BEGIN DATA EXCERPTS

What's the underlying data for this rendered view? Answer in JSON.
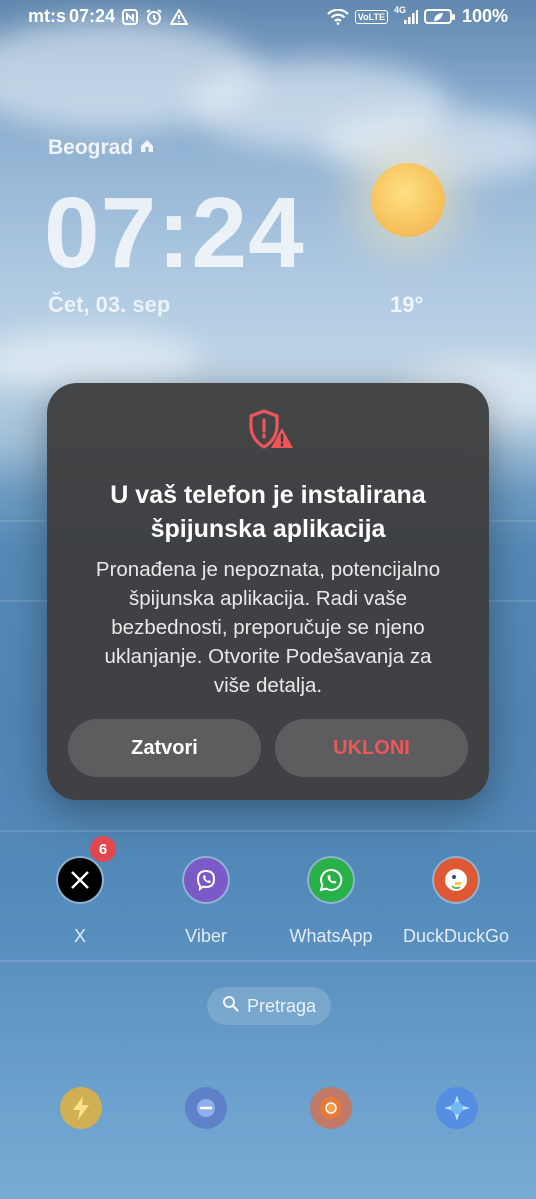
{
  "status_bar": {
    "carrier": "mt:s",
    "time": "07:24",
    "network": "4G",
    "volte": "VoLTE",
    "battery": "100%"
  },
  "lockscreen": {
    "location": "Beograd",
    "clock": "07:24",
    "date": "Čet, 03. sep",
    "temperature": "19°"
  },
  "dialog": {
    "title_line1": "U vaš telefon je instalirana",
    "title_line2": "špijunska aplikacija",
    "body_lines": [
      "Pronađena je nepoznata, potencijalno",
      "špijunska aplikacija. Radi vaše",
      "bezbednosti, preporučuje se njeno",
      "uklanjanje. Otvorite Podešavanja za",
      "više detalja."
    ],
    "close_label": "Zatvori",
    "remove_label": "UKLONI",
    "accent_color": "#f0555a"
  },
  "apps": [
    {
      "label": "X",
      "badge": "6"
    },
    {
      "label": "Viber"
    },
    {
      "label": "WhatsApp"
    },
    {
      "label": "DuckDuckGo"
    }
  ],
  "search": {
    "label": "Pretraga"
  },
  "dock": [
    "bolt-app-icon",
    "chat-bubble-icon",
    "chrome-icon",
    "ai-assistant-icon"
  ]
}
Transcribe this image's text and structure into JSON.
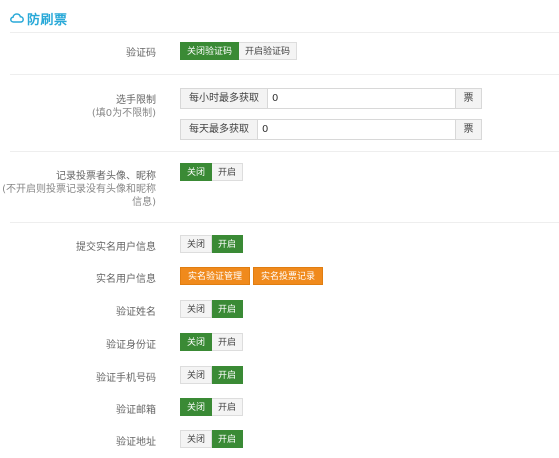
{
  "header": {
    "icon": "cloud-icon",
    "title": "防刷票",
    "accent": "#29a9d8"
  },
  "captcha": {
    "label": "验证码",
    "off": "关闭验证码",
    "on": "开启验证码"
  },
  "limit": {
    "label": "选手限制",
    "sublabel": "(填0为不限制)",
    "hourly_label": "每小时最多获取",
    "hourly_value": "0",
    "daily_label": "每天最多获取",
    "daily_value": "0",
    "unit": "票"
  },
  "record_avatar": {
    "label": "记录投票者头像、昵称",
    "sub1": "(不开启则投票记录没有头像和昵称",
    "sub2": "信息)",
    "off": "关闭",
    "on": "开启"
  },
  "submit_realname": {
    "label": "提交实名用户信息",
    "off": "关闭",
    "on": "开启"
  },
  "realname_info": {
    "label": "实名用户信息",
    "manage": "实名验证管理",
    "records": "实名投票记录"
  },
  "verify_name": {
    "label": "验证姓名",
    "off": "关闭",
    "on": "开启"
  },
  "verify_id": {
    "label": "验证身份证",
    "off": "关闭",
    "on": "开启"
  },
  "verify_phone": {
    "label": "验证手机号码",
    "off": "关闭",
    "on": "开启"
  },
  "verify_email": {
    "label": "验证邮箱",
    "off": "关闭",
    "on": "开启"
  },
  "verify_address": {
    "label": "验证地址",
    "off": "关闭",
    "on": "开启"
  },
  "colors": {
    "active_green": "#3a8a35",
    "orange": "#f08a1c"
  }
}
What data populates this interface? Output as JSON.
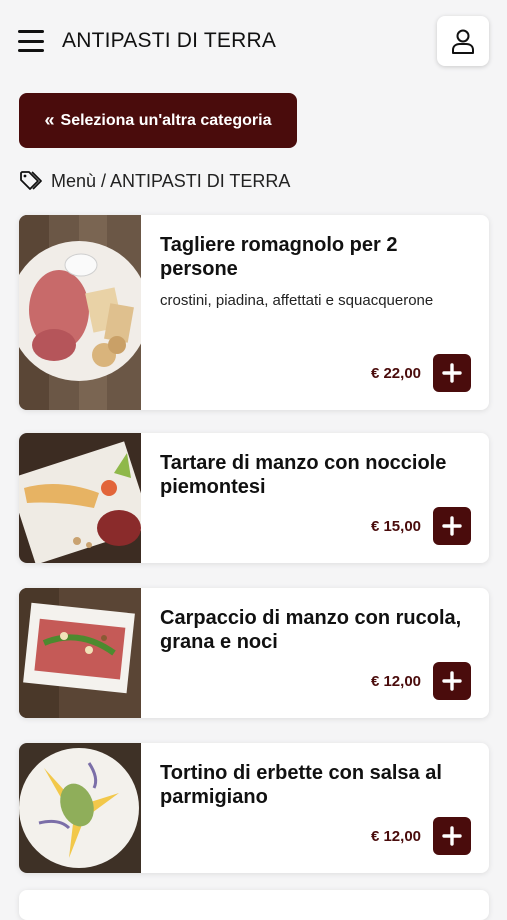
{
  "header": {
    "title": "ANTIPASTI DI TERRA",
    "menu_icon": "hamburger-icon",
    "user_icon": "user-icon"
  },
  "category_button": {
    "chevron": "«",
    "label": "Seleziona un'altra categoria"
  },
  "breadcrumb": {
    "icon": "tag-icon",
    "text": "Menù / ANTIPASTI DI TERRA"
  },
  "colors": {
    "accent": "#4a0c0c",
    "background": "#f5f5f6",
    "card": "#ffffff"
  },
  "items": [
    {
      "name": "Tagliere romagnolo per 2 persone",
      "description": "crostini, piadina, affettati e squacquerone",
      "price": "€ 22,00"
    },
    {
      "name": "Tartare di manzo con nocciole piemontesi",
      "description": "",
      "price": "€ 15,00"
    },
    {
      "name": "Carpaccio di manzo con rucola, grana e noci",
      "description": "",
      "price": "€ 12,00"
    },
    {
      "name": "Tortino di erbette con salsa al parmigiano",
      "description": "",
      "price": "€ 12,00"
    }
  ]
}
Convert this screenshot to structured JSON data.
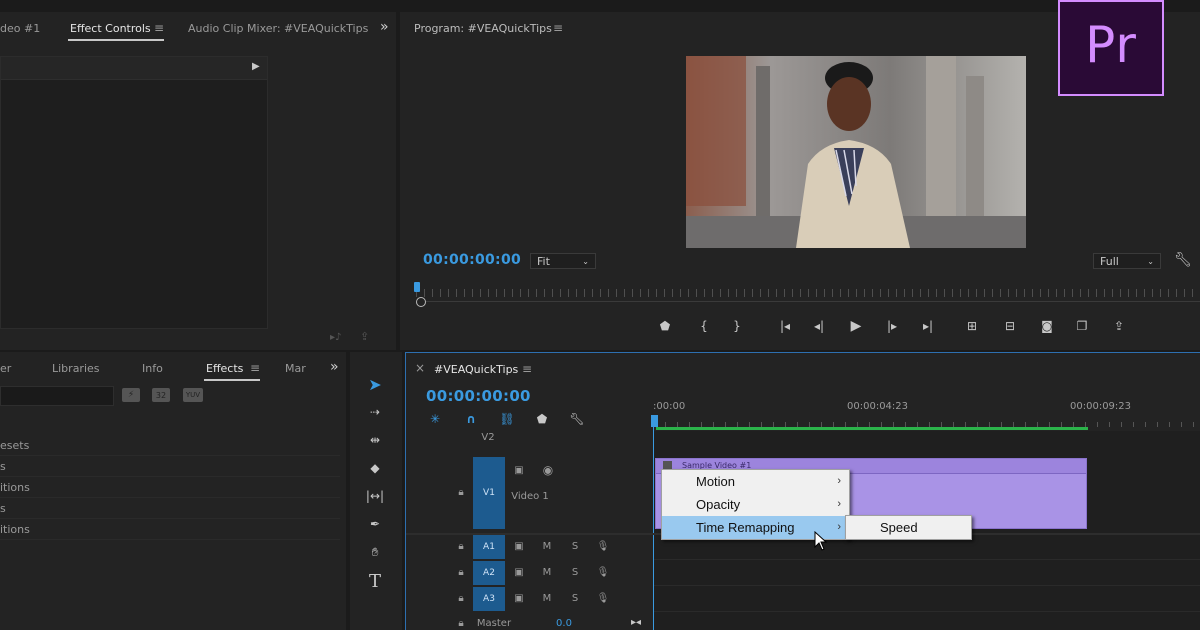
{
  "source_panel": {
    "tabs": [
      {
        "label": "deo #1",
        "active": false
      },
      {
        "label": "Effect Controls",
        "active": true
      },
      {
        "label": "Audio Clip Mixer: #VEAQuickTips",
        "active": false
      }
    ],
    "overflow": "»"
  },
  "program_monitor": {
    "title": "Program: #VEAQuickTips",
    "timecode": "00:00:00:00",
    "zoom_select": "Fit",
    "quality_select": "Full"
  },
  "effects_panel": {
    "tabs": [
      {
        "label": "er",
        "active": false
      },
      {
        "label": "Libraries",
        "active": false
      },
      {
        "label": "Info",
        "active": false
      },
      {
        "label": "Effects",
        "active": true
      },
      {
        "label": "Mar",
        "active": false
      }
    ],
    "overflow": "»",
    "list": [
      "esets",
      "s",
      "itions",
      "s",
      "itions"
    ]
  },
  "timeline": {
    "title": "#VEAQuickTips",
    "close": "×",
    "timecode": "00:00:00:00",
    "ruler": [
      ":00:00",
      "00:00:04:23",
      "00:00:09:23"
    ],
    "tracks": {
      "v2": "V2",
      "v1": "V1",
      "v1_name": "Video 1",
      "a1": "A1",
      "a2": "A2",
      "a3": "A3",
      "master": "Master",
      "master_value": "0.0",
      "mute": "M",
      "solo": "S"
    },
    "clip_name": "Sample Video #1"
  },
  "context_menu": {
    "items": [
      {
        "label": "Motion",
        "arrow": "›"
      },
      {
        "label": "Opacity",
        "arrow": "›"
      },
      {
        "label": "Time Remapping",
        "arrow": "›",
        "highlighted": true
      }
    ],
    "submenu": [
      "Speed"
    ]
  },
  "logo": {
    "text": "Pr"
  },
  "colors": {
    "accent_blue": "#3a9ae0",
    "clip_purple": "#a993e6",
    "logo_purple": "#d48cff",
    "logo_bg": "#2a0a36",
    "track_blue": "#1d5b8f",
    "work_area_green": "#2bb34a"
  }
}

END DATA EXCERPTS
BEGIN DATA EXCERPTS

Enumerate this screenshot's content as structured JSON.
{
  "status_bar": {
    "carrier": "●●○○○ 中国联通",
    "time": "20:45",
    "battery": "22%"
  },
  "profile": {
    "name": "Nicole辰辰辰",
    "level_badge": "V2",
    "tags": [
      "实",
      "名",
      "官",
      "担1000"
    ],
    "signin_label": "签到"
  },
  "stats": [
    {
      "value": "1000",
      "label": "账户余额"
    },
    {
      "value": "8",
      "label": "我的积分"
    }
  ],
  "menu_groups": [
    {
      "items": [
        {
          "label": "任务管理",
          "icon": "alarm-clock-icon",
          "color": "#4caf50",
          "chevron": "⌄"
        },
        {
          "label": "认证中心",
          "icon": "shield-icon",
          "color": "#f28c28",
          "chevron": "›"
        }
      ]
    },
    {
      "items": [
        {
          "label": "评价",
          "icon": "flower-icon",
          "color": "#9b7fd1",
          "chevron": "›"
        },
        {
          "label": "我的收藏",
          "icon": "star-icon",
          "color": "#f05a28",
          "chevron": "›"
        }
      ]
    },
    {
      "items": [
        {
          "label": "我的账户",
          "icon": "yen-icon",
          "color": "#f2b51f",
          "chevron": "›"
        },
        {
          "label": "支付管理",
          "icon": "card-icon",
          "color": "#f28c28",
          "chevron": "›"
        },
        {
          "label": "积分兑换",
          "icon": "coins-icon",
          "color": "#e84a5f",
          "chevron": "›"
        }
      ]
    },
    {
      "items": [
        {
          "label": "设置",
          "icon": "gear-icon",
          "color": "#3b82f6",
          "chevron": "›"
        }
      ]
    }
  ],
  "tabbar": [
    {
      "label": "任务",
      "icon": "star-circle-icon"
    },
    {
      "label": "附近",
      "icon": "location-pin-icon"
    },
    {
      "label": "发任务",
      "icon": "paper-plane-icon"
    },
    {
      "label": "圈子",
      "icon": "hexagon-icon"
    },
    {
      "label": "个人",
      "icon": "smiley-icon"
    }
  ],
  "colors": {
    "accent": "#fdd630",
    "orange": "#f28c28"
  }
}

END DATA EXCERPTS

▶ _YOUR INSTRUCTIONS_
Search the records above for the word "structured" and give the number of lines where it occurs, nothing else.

▶ _YOUR RESPONSE_
2